As for the big bash itself, Hyland makes sure that each year is special. He does this by either booking a reunion band, such as the ones playing DOT DASH IV, or a band that normally doesn’t headline to headline, all while mixing it with current acts, who are influenced by the big leaguers. He also sees to it that each overall festival has a similar vibe and that each band has a similar sound. The reason for this, he says, is the same reason that drove him to start DOT DASH in the first place- to create a space where bands are welcomed and the audience likes what they’re hearing.
Most of all, the DOT DASH festival is a way “to share respect for these bands.” “I want to try to bring that every year- a show people never forget,” he said.
And it’s of no surprise that what Hyland wants, he gets. Through his confident networking techniques and unabashed honesty, Hyland has courted the most difficult of bands to headline his festival, past and present. And among this impressive bill of artists, the one-man operator organized a bolt from the blue reunion with long-defunct Japanese garage band Teen Generate for last year’s festival. According to Hyland, audiences were flabbergasted with their appearance at DOT DASH III, not to mention their performance. “It was a big thing,” he said. “People are still talking about it.”

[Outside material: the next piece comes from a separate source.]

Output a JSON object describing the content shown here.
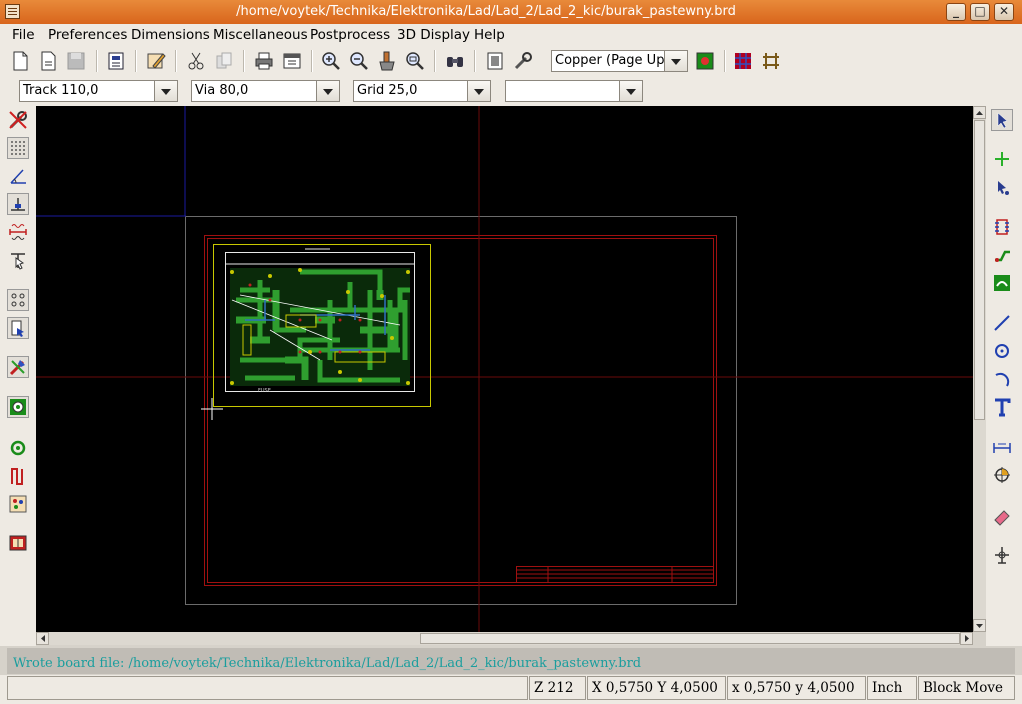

But how can just one man conquer an extraordinary feat such as reuniting bands like Teen Generate and this year’s Saturday headliner Rocket from the Tombs? “I don’t want to give away my secret,” said Hyland with a laugh. “It takes a lot of perseverance and confidence. When contacting bands, you should explain everything you do and be upfront. When dealing with the entertainment industry, bands are usually a bit more cautious, but if you’re upfront, bands are a little more trusting.”
“You have to genuinely like the band, respect the band, and want people to see them,” he added.
It is because of this candid interest in the bands he books that Hyland and his DOT DASH operation is growing in popularity. So much that its, and Hyland’s, reputation goes beyond the scope of just local knowledge- it’s recognized nationally, too. As for expanding DOT DASH into something more, Hyland won’t deny the possibility.
“It’s a hobby that I wish was a career,” said Hyland. “I’d like to make it something more but right now it’s just about supporting bands.”
Hyland hopes that, in the future, he can turn DOT DASH into a publicity company, where he would act as an A&R representative for record labels and a supervisor for agencies and film companies. Right now, however, aside from running DOT DASH, Hyland hosts his own online radio show, appropriately titled “DOT DASH RADIO,” every Thursday from 2 to 4 p.m. as part of East Village Radio (eastvillageradio.com).
“I heard [East Village Radio] was starting up so I made a demo of what I would do,” said Hyland, who began his radio career in college and community radio. “They got back to me a few months later and I have been doing it for almost two years.”
As for now, Hyland is focused on making the festival a “bigger deal than just a weekend show.”
“I have the most fun and the most stress doing the festival,” said Hyland.
All shows are 18+. Tickets for the festival costs $17, with a $20 cost for Saturday night. For more information on DOT DASH IV, check out the DOT DASH Myspace site- www.myspace.com/dotdashnyc. To join the mailing list for everything DOT DASH, send an email to firstname.lastname@example.org.